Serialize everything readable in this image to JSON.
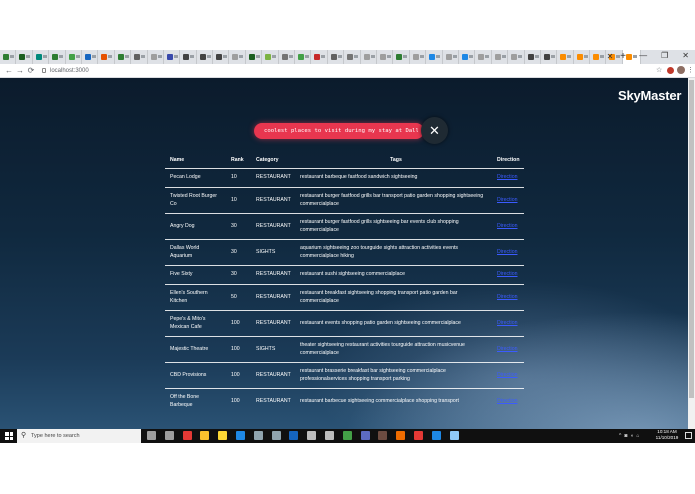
{
  "browser": {
    "tab_favicon_colors": [
      "#2e7d32",
      "#1b5e20",
      "#00897b",
      "#2e7d32",
      "#43a047",
      "#1565c0",
      "#e65100",
      "#2e7d32",
      "#616161",
      "#9e9e9e",
      "#3949ab",
      "#424242",
      "#424242",
      "#424242",
      "#9e9e9e",
      "#1b5e20",
      "#7cb342",
      "#757575",
      "#43a047",
      "#c62828",
      "#616161",
      "#757575",
      "#9e9e9e",
      "#9e9e9e",
      "#2e7d32",
      "#9e9e9e",
      "#1e88e5",
      "#9e9e9e",
      "#1e88e5",
      "#9e9e9e",
      "#9e9e9e",
      "#9e9e9e",
      "#424242",
      "#424242",
      "#fb8c00",
      "#fb8c00",
      "#fb8c00",
      "#fb8c00",
      "#fb8c00"
    ],
    "tab_close": "✕",
    "new_tab": "+",
    "window_controls": [
      "—",
      "❐",
      "✕"
    ],
    "back": "←",
    "forward": "→",
    "reload": "⟳",
    "url": "localhost:3000",
    "star": "☆",
    "menu": "⋮"
  },
  "app": {
    "brand": "SkyMaster",
    "search_query": "coolest places to visit during my stay at Dallas?",
    "close_glyph": "✕"
  },
  "table": {
    "headers": {
      "name": "Name",
      "rank": "Rank",
      "category": "Category",
      "tags": "Tags",
      "direction": "Direction"
    },
    "rows": [
      {
        "name": "Pecan Lodge",
        "rank": "10",
        "category": "RESTAURANT",
        "tags": "restaurant barbeque fastfood sandwich sightseeing",
        "direction": "Direction"
      },
      {
        "name": "Twisted Root Burger Co",
        "rank": "10",
        "category": "RESTAURANT",
        "tags": "restaurant burger fastfood grills bar transport patio garden shopping sightseeing commercialplace",
        "direction": "Direction"
      },
      {
        "name": "Angry Dog",
        "rank": "30",
        "category": "RESTAURANT",
        "tags": "restaurant burger fastfood grills sightseeing bar events club shopping commercialplace",
        "direction": "Direction"
      },
      {
        "name": "Dallas World Aquarium",
        "rank": "30",
        "category": "SIGHTS",
        "tags": "aquarium sightseeing zoo tourguide sights attraction activities events commercialplace hiking",
        "direction": "Direction"
      },
      {
        "name": "Five Sixty",
        "rank": "30",
        "category": "RESTAURANT",
        "tags": "restaurant sushi sightseeing commercialplace",
        "direction": "Direction"
      },
      {
        "name": "Ellen's Southern Kitchen",
        "rank": "50",
        "category": "RESTAURANT",
        "tags": "restaurant breakfast sightseeing shopping transport patio garden bar commercialplace",
        "direction": "Direction"
      },
      {
        "name": "Pepe's & Mito's Mexican Cafe",
        "rank": "100",
        "category": "RESTAURANT",
        "tags": "restaurant events shopping patio garden sightseeing commercialplace",
        "direction": "Direction"
      },
      {
        "name": "Majestic Theatre",
        "rank": "100",
        "category": "SIGHTS",
        "tags": "theater sightseeing restaurant activities tourguide attraction musicvenue commercialplace",
        "direction": "Direction"
      },
      {
        "name": "CBD Provisions",
        "rank": "100",
        "category": "RESTAURANT",
        "tags": "restaurant brasserie breakfast bar sightseeing commercialplace professionalservices shopping transport parking",
        "direction": "Direction"
      },
      {
        "name": "Off the Bone Barbeque",
        "rank": "100",
        "category": "RESTAURANT",
        "tags": "restaurant barbecue sightseeing commercialplace shopping transport",
        "direction": "Direction"
      }
    ]
  },
  "taskbar": {
    "search_placeholder": "Type here to search",
    "search_glyph": "⚲",
    "app_icon_colors": [
      "#9e9e9e",
      "#9e9e9e",
      "#e53935",
      "#fbc02d",
      "#fdd835",
      "#1e88e5",
      "#90a4ae",
      "#90a4ae",
      "#1565c0",
      "#bdbdbd",
      "#bdbdbd",
      "#43a047",
      "#5c6bc0",
      "#6d4c41",
      "#ef6c00",
      "#e53935",
      "#1e88e5",
      "#90caf9"
    ],
    "tray_glyphs": [
      "^",
      "◙",
      "◖",
      "⌂"
    ],
    "clock_time": "10:18 AM",
    "clock_date": "11/10/2019"
  }
}
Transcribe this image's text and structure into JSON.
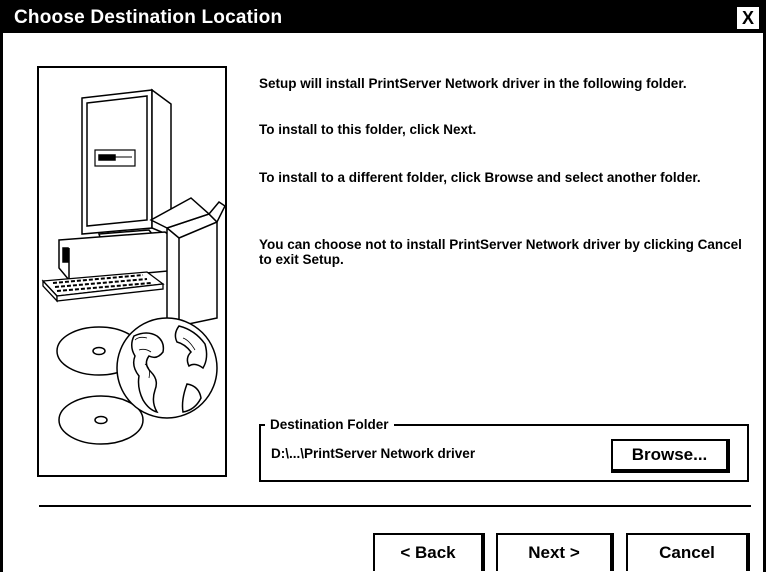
{
  "window": {
    "title": "Choose Destination Location",
    "close_label": "X"
  },
  "messages": [
    "Setup will install PrintServer Network driver in the following folder.",
    "To install to this folder, click Next.",
    "To install to a different folder, click Browse and select another folder.",
    "You can choose not to install PrintServer Network driver by clicking Cancel to exit Setup."
  ],
  "destination": {
    "group_label": "Destination Folder",
    "path": "D:\\...\\PrintServer Network driver",
    "browse_label": "Browse..."
  },
  "buttons": {
    "back": "< Back",
    "next": "Next >",
    "cancel": "Cancel"
  },
  "illustration": {
    "icons": [
      "computer-monitor-icon",
      "keyboard-icon",
      "software-box-icon",
      "cd-discs-icon",
      "globe-icon"
    ]
  }
}
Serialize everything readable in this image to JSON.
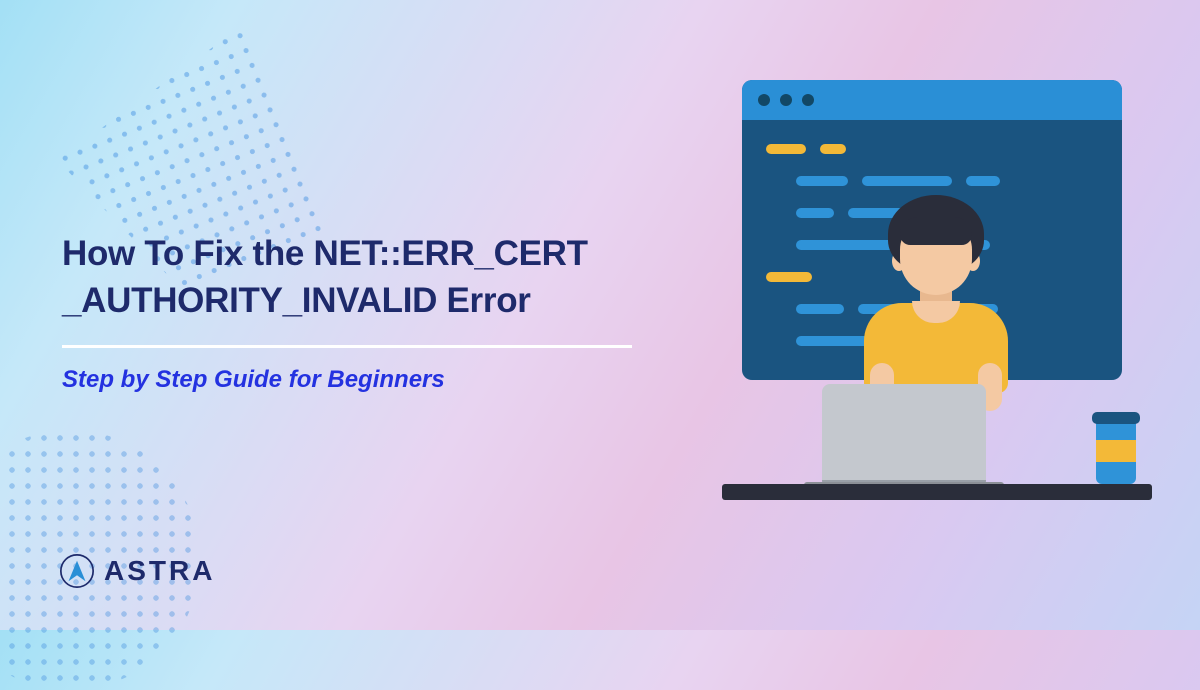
{
  "title_line1": "How To Fix the NET::ERR_CERT",
  "title_line2": "_AUTHORITY_INVALID Error",
  "subtitle": "Step by Step Guide for Beginners",
  "brand": {
    "name": "ASTRA"
  },
  "colors": {
    "heading": "#1e2a6b",
    "subtitle": "#2432e0",
    "accent_yellow": "#f3b938",
    "accent_blue": "#2f93d8",
    "window_dark": "#1a5480"
  }
}
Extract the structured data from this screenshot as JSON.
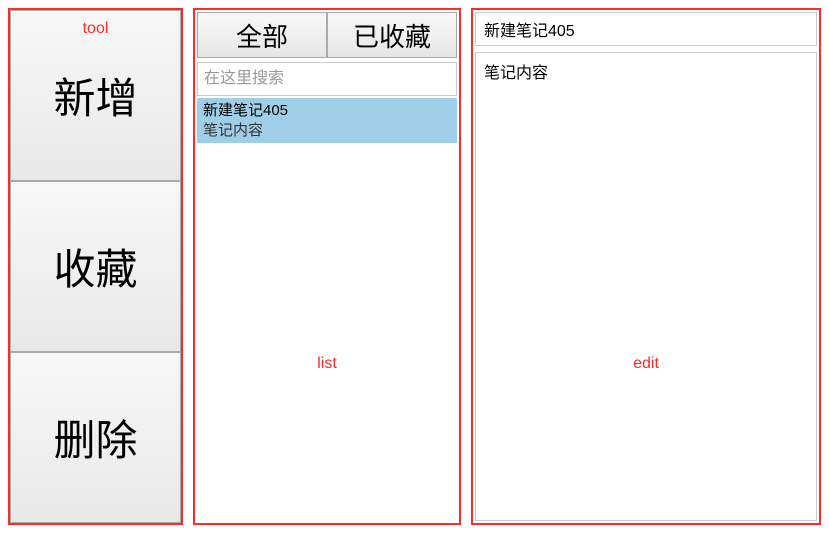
{
  "annotations": {
    "tool_label": "tool",
    "list_label": "list",
    "edit_label": "edit"
  },
  "tool": {
    "add_label": "新增",
    "favorite_label": "收藏",
    "delete_label": "删除"
  },
  "list": {
    "tabs": {
      "all_label": "全部",
      "favorited_label": "已收藏"
    },
    "search_placeholder": "在这里搜索",
    "items": [
      {
        "title": "新建笔记405",
        "preview": "笔记内容",
        "selected": true
      }
    ]
  },
  "edit": {
    "title_value": "新建笔记405",
    "body_value": "笔记内容"
  }
}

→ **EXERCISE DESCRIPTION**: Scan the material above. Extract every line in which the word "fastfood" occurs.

→ **RESULT FOR THIS EXERCISE**:
        "tags": "restaurant barbeque fastfood sandwich sightseeing",
        "tags": "restaurant burger fastfood grills bar transport patio garden shopping sightseeing commercialplace",
        "tags": "restaurant burger fastfood grills sightseeing bar events club shopping commercialplace",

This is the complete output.